Public Service as a Profession

"Careers focused on lifting up our communities – whether it's helping transform troubled schools or creating after-school programs or training workers for green jobs...are not always obvious, but today they are necessary. Solutions to our nation’s most challenging social problems are not going to come from Washington alone. Real innovation often starts with individuals who apply themselves to solve a problem right in their own community. That’s where the best ideas come from." 

- Michelle Obama, Former First Lady of the United States

Public service embodies the ethical principles of the common good, service to others, and social equity. Public service is important because the essential components of our society are largely carried out in the public sphere. For example, public service is central to education, health, justice, security, environmental protection, museums, and the arts. Employment in the public sector attracts individuals with special motivations, often based on a sense of duty or an intense inner commitment to a cause that extends beyond the pressures of the moment and the self. Those who work in public service institutions are personally motivated by making societal contributions, which extend beyond personal goals. They enter public service out of a desire to serve the common good and to connect with the larger community.

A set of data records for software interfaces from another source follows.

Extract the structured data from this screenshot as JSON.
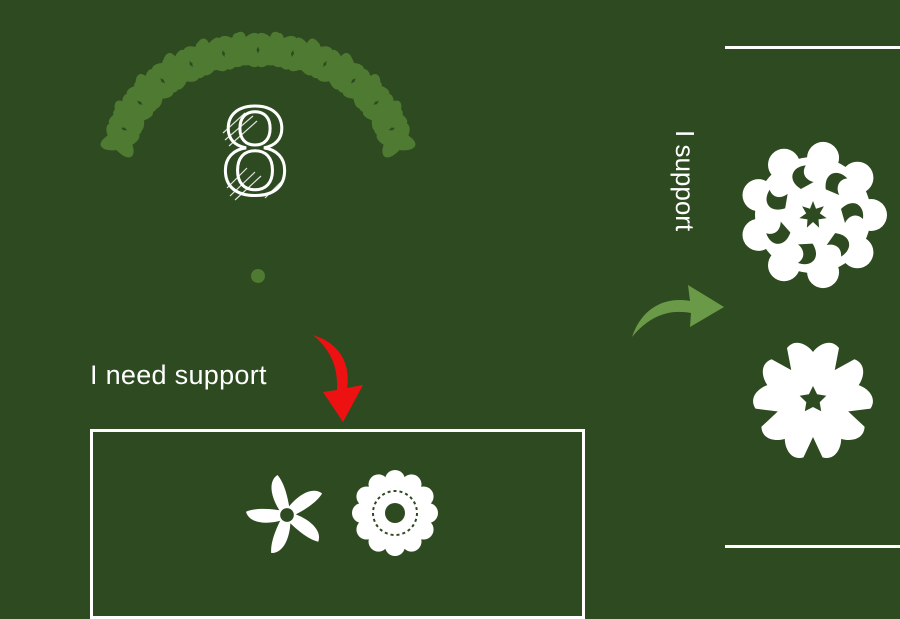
{
  "rank": {
    "numeral": "8"
  },
  "labels": {
    "need_support": "I need support",
    "support": "I support"
  },
  "colors": {
    "background": "#2e4a21",
    "laurel": "#4f7a31",
    "red_arrow": "#ee1111",
    "green_arrow": "#6a9a48",
    "white": "#ffffff"
  },
  "icons": {
    "wreath": "laurel-wreath-icon",
    "down_arrow": "red-curved-down-arrow-icon",
    "right_arrow": "green-curved-right-arrow-icon",
    "small_pinwheel": "pinwheel-flower-icon",
    "small_scalloped": "scalloped-flower-icon",
    "big_rosette": "rosette-flower-icon",
    "big_star": "star-flower-icon"
  }
}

The parameters of public service continue to evolve and expand in order to meet the diverse needs of growing populations. The values framework of the public sector is becoming more complex as it embraces ideas from multidisciplinary approaches. To meet the needs of our communities, education, training and professional practice  in public service-related fields must continuously evolve to accommodate these developments.

Government and nonprofit organizations offer opportunities for building careers in public service. Government positions range from direct service providers to commissioners and cabinets secretaries. Typical employers include cities, towns, and townships; counties; school districts; courts; legislative agencies; state agencies; and federal departments. Nonprofit positions similarly include both hands-on direct service roles to operational roles including fundraising and leadership. Typically, employers include a range of nonprofit agencies, foundations, special interest groups, libraries, museums, historic sites, research organizations, and educational institutions.

In the educational resources section is an overview of a collection of public service narratives, "Ask me why I care," under "Tell your story." They were curated by the University of Nebraska at Omaha College of Public Affairs and Community Service in a Public Service Stories Project. Project Co-Directors are Dr. Mary Hamilton and Ms. Rita Paskowitz. The collection is presented in four groups and each group is accessible in the related VMPS galleries. Each group includes a set of suggested assignments for students. Further details are provided in the Public Service Stories exhibit, which can be opened below in this gallery.

Public Service as a Profession